In our latest blog to mark UK Disability History Month Equality, Diversity & Inclusion Consultant Adam Perry explores this years theme ‘Disability, Health and Well Being’. Adam reflects on his own lived experiences of wellness as a person living with invisible disabilities. 

Events to mark Disability History Month and explore this years theme further are taking place across King’s and you can find out about these here 

The lead image shows a large red heart on a yellow background. The heart contains the text 'Disability, health and well being'. A large crack runs down the length of the heart, separating the words.

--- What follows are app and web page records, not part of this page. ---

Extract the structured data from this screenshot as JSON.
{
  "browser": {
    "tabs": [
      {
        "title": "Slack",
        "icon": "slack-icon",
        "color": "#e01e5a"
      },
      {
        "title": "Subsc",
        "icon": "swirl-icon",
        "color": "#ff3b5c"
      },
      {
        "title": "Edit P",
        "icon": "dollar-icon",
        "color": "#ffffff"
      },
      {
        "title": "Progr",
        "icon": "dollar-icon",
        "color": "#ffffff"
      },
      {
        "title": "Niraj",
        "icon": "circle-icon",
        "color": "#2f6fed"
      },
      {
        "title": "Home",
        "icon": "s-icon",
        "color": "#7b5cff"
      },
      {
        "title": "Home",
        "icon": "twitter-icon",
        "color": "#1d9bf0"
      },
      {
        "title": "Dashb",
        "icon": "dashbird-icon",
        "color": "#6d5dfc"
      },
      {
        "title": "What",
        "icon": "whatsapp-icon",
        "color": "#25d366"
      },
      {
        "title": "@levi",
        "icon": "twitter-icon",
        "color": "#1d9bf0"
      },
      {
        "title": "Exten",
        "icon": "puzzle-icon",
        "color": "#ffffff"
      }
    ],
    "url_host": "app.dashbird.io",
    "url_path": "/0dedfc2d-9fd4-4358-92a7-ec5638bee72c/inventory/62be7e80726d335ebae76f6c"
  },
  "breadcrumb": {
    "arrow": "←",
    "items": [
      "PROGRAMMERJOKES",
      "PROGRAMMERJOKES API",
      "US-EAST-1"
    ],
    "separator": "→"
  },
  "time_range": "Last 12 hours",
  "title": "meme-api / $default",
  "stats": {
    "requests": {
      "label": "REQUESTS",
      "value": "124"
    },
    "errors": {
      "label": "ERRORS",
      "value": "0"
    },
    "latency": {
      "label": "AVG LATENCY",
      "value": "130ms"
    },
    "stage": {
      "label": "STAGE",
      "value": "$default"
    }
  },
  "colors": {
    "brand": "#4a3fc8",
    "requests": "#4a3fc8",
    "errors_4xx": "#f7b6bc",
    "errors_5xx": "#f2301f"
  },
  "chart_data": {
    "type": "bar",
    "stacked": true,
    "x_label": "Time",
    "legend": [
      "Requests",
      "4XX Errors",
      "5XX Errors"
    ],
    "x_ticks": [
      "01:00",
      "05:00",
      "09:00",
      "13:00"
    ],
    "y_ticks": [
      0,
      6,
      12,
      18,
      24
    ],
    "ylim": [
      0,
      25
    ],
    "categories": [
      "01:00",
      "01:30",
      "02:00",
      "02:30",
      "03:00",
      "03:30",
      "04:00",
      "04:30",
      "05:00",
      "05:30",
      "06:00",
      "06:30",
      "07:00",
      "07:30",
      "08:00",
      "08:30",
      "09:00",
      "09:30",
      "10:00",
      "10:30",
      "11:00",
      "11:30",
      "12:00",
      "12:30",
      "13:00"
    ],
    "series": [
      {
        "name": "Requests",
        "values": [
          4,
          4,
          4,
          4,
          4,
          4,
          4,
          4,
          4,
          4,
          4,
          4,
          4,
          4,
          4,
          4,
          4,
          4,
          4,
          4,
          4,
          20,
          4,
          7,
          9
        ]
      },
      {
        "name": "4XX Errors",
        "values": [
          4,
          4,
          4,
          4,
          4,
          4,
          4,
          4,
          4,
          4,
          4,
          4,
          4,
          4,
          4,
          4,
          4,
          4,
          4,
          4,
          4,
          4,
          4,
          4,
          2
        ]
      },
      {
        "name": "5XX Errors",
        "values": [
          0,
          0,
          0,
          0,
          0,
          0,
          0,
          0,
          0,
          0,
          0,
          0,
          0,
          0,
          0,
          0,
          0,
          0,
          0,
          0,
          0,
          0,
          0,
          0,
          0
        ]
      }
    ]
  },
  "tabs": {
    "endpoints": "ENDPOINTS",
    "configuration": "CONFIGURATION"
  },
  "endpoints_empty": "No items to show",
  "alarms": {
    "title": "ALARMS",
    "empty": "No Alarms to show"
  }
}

The concept of wellness is interesting and what that means to people seems incredibly variable. When I think of wellness, I think of mental and emotional wellness. Which can be much harder to have agency over, particularly when wellbeing is inextricably linked to culture, attitudes and perceptions.  

This leads me to reflect on my own experiences of wellness, as someone with invisible disabilities.  From my experience, with invisible disabilities it can be incredibly difficult to get people to listen, let alone adapt. It can feel like listening and making adjustments is considered optional/nice to have. Maybe this is because if a condition isn’t visible, people can distance themselves because they aren’t confronted by the impacts?  

I have Asperger’s syndrome, a form of Autism. Many people have heard of Autism, but if honest, people likely have limited awareness which is influenced by stereotypes. This is reflected in a YouGov poll commissioned by Autistica, which found that across the UK there is a real lack of understanding surrounding Autism. This means that in practice, people tend to not consider that presentation and experiences of the condition can differ greatly between individuals. I manage my condition well. I have strong relationships, strong interpersonal skills, am deeply empathetic and navigate nuanced and unclear situations regularly. As a result, it can be unclear to people why I may be asking for adjustments because the challenges I face do not impact the other person.  

To truly include a person with Autism, one needs to be open to listening, be prepared to view people holistically and be prepared to make changes to the status quo or preferred ways of doing things. This may mean embracing the fact that the person experiences challenges which are not personally tangible because of one’s own experiences of the world. People can struggle with this, perhaps feeling a little resentful that they need to change their approach, rather than the person with Autism. The irony is, that Autistic people change their approach to fit in, every day. I think the misconception surrounding Autism being a learning disability (which it is not) has a role to play here. It can be easy to view the person as deficient in some way or characterise them as inflexible… which I have certainly experienced. Yet the reality is that looking through the lens of the Social Model of Disability, people are disabled by barriers in society, not their impairments. Autistic people are not asking for people to share the same view of the world, rather, to try to understand their view of the world.  

Having to battle to be listened to and heard, to be considered and supported is hard. To regularly monitor that hard fought adjustments are consistently applied is challenging. To do this, whilst trying to manage other people’s comfort and perception of you and your ability/credibility is exhausting and erodes wellbeing. Whilst this is based on my lived experience, I can confidently say that it is not an isolated experience. One only needs to look at the fact that The Autistica Employment Plan  highlights that only 2 in 10 Autistic people have a job to see that there is a systemic issue here, and one which needs action.  

The good news takeaway? You can positively impact individual experiences and shift culture by taking simple steps such as: 

  • Truly and empathetically listening to who have invisible disabilities 
  • Committing to advancing your own learning 
  • Avoiding making assumptions about people’s abilities, instead consider creating psychologically safe spaces to have honest dialogue 
  • Being proactive in ensuring that support is put in place and consistently applied 

Want to Learn more about Equality, Diversity & Inclusion at King’s College London?